A federal court judge in Chicago has set a summer date for a trial over a patent infringement charge against Microsoft involving technology used in its Windows operating system and Internet Explorer Web browser.
Eolas Technologies, a research and development firm based outside of Chicago, said in a statement Friday that a jury is set to hear the case beginning July 8 in the U.S. District Court for the Northern District of Illinois.
Eolas--later joined by the Regents of the University of California--
Eolas was issued a patent in November 1998 based on work completed by a team led by Michael D. Doyle, a former professor at the University of California who went on to found Eolas. Doyle is also the company's chief executive officer.
The company has been seeking a permanent injunction to force Microsoft to stop manufacturing, using, and selling all products it says infringe on the patent, including versions of Internet Explorer and of Windows dating back to Windows 95.
Microsoft has developed and patented its own technology, called ActiveX, that allows Web content to change dynamically based on information that is delivered to a browser from a server or database. It argued Friday that it has not infringed on Eolas' patent.
"Microsoft is an intellectual property company and we respect intellectual property rights," said legal spokesperson Jim Desler. "As for this case, clearly it's moving ahead in the process and we believe that there's been no infringement."
Microsoft originally asked District Court Judge James B. Zagel to issue a summary judgment in the case, and rule that Eolas' patent was invalid, Eolas said in a press release. Zagel denied the request, which would have resolved the dispute without going to trial.
The patent under dispute, number 5,838,906, can be viewed on the Web site of the
In addition to ActiveX, Java developers also use a similar applet technology, and AOL Time Warner's Netscape division developed a plug-in technology for its browser for delivering interactive content.

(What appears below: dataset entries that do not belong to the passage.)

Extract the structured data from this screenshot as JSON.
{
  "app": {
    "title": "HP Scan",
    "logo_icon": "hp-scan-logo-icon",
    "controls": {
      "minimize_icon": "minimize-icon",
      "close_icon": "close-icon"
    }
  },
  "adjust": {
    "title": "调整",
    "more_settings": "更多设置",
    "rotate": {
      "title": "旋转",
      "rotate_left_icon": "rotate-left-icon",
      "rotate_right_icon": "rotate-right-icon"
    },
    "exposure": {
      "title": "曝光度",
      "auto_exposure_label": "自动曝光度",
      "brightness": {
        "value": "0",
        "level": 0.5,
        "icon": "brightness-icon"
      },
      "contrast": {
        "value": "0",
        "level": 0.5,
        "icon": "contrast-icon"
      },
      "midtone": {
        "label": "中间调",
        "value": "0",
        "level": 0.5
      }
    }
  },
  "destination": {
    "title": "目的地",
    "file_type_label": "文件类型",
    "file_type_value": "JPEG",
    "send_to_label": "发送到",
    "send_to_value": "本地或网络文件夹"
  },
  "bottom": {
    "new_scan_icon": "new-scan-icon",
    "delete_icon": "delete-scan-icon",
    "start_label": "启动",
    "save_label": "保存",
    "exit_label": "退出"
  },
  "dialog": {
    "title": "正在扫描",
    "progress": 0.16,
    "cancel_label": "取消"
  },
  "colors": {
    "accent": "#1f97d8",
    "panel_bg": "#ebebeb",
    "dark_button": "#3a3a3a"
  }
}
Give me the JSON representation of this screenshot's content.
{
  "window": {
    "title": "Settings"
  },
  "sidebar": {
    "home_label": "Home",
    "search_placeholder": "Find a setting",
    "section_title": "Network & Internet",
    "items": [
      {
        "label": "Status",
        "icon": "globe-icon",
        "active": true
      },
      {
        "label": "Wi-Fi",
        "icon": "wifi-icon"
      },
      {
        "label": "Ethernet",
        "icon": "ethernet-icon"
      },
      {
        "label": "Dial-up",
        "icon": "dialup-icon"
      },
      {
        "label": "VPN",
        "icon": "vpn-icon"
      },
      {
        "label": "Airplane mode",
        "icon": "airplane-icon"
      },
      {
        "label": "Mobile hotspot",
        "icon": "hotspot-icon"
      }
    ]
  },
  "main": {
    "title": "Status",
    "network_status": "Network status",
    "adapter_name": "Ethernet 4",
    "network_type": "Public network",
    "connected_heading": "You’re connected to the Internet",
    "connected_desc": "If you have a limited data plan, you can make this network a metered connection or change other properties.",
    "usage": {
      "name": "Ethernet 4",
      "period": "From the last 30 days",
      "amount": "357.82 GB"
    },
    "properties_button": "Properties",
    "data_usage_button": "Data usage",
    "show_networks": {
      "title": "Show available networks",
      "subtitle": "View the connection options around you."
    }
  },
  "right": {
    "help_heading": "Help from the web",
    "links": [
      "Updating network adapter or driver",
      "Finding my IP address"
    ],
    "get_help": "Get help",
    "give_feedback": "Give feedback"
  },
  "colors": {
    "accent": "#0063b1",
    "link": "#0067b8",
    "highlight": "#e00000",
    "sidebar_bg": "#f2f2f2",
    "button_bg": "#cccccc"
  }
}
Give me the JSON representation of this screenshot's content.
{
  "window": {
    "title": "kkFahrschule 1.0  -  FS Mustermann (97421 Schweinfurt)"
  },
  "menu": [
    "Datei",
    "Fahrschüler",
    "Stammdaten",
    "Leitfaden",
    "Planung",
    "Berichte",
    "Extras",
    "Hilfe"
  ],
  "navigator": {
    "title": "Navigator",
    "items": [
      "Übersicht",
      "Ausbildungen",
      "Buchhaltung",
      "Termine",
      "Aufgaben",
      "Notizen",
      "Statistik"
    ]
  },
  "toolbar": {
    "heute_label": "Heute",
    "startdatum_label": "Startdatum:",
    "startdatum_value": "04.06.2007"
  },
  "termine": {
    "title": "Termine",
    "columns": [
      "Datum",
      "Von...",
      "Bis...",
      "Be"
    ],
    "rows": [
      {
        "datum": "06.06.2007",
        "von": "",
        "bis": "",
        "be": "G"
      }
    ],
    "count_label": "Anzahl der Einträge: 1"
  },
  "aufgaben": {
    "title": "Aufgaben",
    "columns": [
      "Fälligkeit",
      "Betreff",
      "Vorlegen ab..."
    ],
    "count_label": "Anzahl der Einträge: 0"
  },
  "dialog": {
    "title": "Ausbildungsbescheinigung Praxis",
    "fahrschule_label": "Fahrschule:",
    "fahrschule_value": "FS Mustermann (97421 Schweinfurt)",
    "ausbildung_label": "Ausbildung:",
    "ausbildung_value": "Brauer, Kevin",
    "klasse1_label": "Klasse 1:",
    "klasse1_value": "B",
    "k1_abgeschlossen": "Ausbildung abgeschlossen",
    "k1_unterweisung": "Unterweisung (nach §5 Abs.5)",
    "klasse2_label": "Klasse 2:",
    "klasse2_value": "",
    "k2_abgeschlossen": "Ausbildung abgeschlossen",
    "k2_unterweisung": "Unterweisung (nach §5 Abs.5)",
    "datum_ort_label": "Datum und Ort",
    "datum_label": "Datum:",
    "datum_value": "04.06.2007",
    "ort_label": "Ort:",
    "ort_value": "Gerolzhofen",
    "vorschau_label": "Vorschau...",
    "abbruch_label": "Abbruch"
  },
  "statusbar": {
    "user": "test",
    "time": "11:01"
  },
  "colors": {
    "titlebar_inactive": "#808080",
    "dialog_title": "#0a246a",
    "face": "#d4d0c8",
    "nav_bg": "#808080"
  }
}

Doyle has acknowledged that the patent covers a broad technology that could apply to a number of products on the market. However, Netscape and Sun Microsystems, the inventor of Java, have not been named in any suits.